Assignment
Return the data. Every word must match.

Data for this exercise
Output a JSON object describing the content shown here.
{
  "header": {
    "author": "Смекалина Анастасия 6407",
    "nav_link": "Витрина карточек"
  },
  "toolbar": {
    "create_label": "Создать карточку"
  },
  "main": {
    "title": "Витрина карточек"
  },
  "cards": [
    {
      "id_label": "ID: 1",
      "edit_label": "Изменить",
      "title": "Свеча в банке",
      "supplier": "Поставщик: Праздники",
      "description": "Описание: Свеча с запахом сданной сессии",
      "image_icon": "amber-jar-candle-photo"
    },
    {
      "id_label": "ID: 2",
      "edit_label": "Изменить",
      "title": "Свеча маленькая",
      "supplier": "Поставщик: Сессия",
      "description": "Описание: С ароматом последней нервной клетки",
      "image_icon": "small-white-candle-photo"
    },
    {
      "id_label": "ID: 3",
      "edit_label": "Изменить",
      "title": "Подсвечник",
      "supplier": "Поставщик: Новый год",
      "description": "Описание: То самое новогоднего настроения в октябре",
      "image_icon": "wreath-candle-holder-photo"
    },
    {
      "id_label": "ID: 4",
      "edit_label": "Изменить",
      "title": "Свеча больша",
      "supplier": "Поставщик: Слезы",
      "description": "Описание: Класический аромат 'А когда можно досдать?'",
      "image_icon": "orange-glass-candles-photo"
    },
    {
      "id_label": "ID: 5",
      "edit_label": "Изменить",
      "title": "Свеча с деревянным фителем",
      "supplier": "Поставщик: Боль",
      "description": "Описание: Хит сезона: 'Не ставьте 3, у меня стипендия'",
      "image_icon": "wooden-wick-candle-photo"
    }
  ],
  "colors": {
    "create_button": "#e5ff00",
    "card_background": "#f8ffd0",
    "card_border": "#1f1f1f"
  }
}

Finished task
Output a JSON object describing the content shown here.
{
  "header": {
    "author": "Смекалина Анастасия 6407",
    "nav_link": "Витрина карточек"
  },
  "toolbar": {
    "create_label": "Создать карточку"
  },
  "main": {
    "title": "Витрина карточек"
  },
  "cards": [
    {
      "id_label": "ID: 1",
      "edit_label": "Изменить",
      "title": "Свеча в банке",
      "supplier": "Поставщик: Праздники",
      "description": "Описание: Свеча с запахом сданной сессии",
      "image_icon": "amber-jar-candle-photo"
    },
    {
      "id_label": "ID: 2",
      "edit_label": "Изменить",
      "title": "Свеча маленькая",
      "supplier": "Поставщик: Сессия",
      "description": "Описание: С ароматом последней нервной клетки",
      "image_icon": "small-white-candle-photo"
    },
    {
      "id_label": "ID: 3",
      "edit_label": "Изменить",
      "title": "Подсвечник",
      "supplier": "Поставщик: Новый год",
      "description": "Описание: То самое новогоднего настроения в октябре",
      "image_icon": "wreath-candle-holder-photo"
    },
    {
      "id_label": "ID: 4",
      "edit_label": "Изменить",
      "title": "Свеча больша",
      "supplier": "Поставщик: Слезы",
      "description": "Описание: Класический аромат 'А когда можно досдать?'",
      "image_icon": "orange-glass-candles-photo"
    },
    {
      "id_label": "ID: 5",
      "edit_label": "Изменить",
      "title": "Свеча с деревянным фителем",
      "supplier": "Поставщик: Боль",
      "description": "Описание: Хит сезона: 'Не ставьте 3, у меня стипендия'",
      "image_icon": "wooden-wick-candle-photo"
    }
  ],
  "colors": {
    "create_button": "#e5ff00",
    "card_background": "#f8ffd0",
    "card_border": "#1f1f1f"
  }
}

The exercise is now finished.